───── DATA PROVIDED ─────
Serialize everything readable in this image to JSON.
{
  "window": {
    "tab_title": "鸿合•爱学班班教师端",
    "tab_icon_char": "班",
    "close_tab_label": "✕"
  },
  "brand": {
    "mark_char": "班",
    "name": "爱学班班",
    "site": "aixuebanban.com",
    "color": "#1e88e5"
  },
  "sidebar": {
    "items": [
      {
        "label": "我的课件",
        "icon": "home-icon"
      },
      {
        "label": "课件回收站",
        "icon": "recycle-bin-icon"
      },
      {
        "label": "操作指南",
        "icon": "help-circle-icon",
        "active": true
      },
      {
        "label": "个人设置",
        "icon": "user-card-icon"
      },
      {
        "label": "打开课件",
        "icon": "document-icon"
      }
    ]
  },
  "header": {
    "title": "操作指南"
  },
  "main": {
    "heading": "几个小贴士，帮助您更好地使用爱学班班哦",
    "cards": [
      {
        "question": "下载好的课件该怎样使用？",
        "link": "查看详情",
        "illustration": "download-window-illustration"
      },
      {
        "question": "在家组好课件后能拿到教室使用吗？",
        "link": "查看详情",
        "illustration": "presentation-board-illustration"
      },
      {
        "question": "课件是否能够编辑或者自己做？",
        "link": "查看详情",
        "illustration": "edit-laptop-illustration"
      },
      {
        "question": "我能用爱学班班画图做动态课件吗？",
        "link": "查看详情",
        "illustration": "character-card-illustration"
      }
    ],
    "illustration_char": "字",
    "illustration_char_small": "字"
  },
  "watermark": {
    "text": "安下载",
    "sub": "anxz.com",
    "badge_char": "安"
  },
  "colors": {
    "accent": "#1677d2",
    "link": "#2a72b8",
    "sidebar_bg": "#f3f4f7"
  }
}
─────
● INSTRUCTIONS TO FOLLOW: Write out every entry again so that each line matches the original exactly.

● ANSWER TO THIS PROBLEM:
Serialize everything readable in this image to JSON.
{
  "window": {
    "tab_title": "鸿合•爱学班班教师端",
    "tab_icon_char": "班",
    "close_tab_label": "✕"
  },
  "brand": {
    "mark_char": "班",
    "name": "爱学班班",
    "site": "aixuebanban.com",
    "color": "#1e88e5"
  },
  "sidebar": {
    "items": [
      {
        "label": "我的课件",
        "icon": "home-icon"
      },
      {
        "label": "课件回收站",
        "icon": "recycle-bin-icon"
      },
      {
        "label": "操作指南",
        "icon": "help-circle-icon",
        "active": true
      },
      {
        "label": "个人设置",
        "icon": "user-card-icon"
      },
      {
        "label": "打开课件",
        "icon": "document-icon"
      }
    ]
  },
  "header": {
    "title": "操作指南"
  },
  "main": {
    "heading": "几个小贴士，帮助您更好地使用爱学班班哦",
    "cards": [
      {
        "question": "下载好的课件该怎样使用？",
        "link": "查看详情",
        "illustration": "download-window-illustration"
      },
      {
        "question": "在家组好课件后能拿到教室使用吗？",
        "link": "查看详情",
        "illustration": "presentation-board-illustration"
      },
      {
        "question": "课件是否能够编辑或者自己做？",
        "link": "查看详情",
        "illustration": "edit-laptop-illustration"
      },
      {
        "question": "我能用爱学班班画图做动态课件吗？",
        "link": "查看详情",
        "illustration": "character-card-illustration"
      }
    ],
    "illustration_char": "字",
    "illustration_char_small": "字"
  },
  "watermark": {
    "text": "安下载",
    "sub": "anxz.com",
    "badge_char": "安"
  },
  "colors": {
    "accent": "#1677d2",
    "link": "#2a72b8",
    "sidebar_bg": "#f3f4f7"
  }
}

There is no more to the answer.